He starts every interview the EXACT same way:

“The first half of the interview is about me getting to know you, and the second half is about you getting to know me and the company. That said, I am a grown-up and can read a resume, so tell me your story.”

Interview debriefs with Jayson are AMAZING. Just this week, Jayson says to me, “Did you know he grew up in a trailer park, and his mom was a meth head!?!?!?”. My response? “No, Jayson, I did not. More importantly, how do you know that???” Jason replied, “I just asked him to tell me his story, and then shut up and listened.” Sometimes in interviewing, the less specific questions you ask will evoke very specific, and informative answers. The direction a candidate chooses to take a very general question can tell the interviewer volumes about who they are at their carbon base.  

I would be remiss if I did not address this topic from the candidate’s perspective as well. 

“They asked me to tell them about my biggest failure…I hate that question because I never know what to say.”  

I hear this at least once a week from candidates. 

If you phone it in on this question, you are missing a MASSIVE opportunity! With this question, the Hiring Manager is giving you the keys to the car. This is your chance to show him/her you are authentic and have the ability to be vulnerable. Both of which are very attractive traits in candidates for employment. 

We ALL fail. And if you are appropriately stretching yourself in your career, you may fail miserably at some point. Good hiring managers know this. They usually care little about the specific failure unless it involves illegal or unethical behavior. They are almost always more interested in what happened next. Did you give up? Transfer to a different role? Leave the company for something safe, where you knew you could do the job with your eyes closed? Or did you step back, autopsy the situation, course correct, and keep trying until you got it right? Big difference.  

Finally, I think it is worth mentioning that prevailing science does indicate that an individual’s Grit score can change over time. And maybe more importantly, people can influence their own Grit Quotient. The old adage, “the best predictor of future behavior is past behavior,” is often true in the short term but not necessarily true in the long term. Age, life experiences, maturity, and general interest in or passion for a given topic all impact our level of Grit.   

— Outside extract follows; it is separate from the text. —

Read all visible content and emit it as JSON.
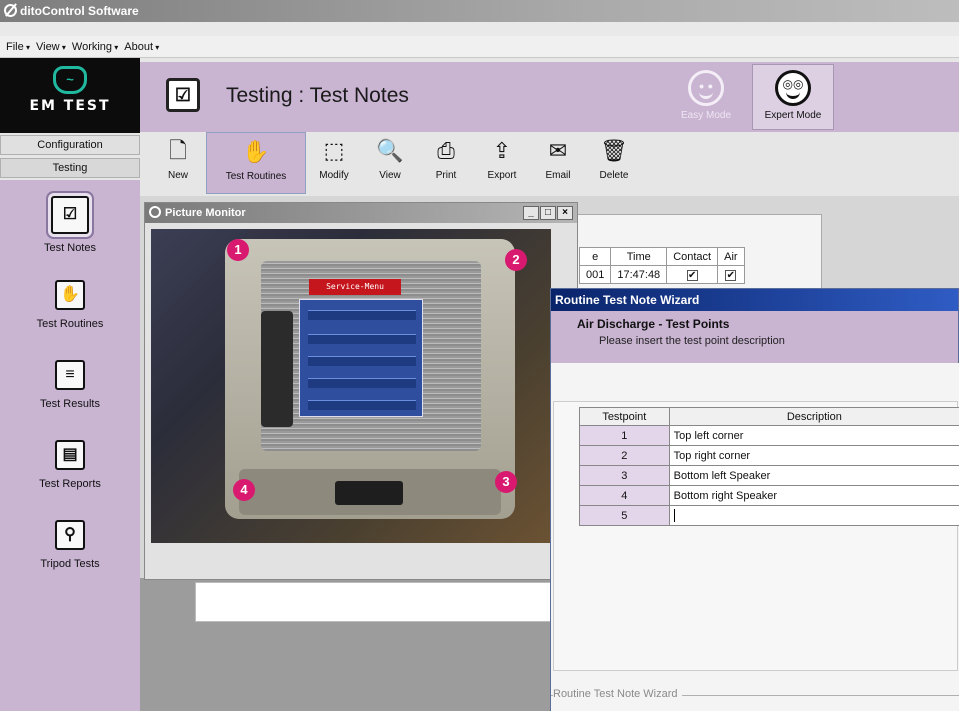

If you are interested in learning more about Grit, I highly recommend Angela Duckworth’s book. 

She also has constructed a 10-point questionnaire to give you your personal “Grit Score.” Here is the link: